Page 164 of the mutliclassing rules states: “You determine what spells you know and can prepare for each class individually, as if you were a single classed member of that class.” It then gives an example of wizard/ranger, neither of which prepares spells like a cleric does.
Back on page 54 of the cleric class rules, after explaining how you choose a list of cleric spells to be able to cast, the book reads “the spells must be of a level for which you have spell slots.” Note that it does not say “cleric spell slots.” Then back on page 164: “You determine your available spell slots by adding together all your levels of bard, cleric, druid, sorcerer, and wizard…” So when you’re preparing your spells as a first level cleric, you can pick spells of any level for which you have slots, which in this case will be levels 1-9 because when you combine your class levels together, those are the slots available to you for casting.
The paladin is also pretty high in the ranking but only because it can cast spells.
The difference in rest lengths is also tricky to manage.
If the party can afford to rest for an hour, they can usually rest for eight hours.
If you play a sorcerer, you get to choose between dragon blood and wild magic as the source of your power.
Both sound really cool, but the dragon blood is unquestionably superior.
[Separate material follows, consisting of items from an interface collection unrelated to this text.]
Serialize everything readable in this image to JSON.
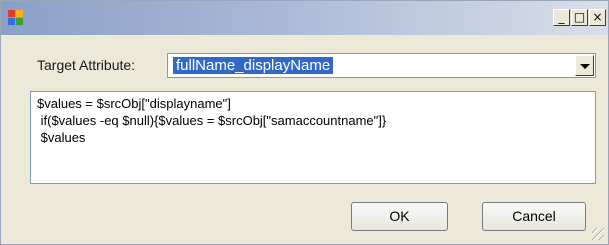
{
  "window": {
    "title": "",
    "app_icon": "app-window-icon",
    "controls": {
      "minimize": "_",
      "maximize": "□",
      "close": "×"
    }
  },
  "form": {
    "target_attribute_label": "Target Attribute:",
    "target_attribute_value": "fullName_displayName",
    "script_lines": [
      "$values = $srcObj[\"displayname\"]",
      " if($values -eq $null){$values = $srcObj[\"samaccountname\"]}",
      " $values"
    ]
  },
  "buttons": {
    "ok": "OK",
    "cancel": "Cancel"
  },
  "colors": {
    "selection": "#316ac5",
    "face": "#ece9d8",
    "field_border": "#7f9db9"
  }
}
Making them comparable to each other shouldn’t have been that difficult.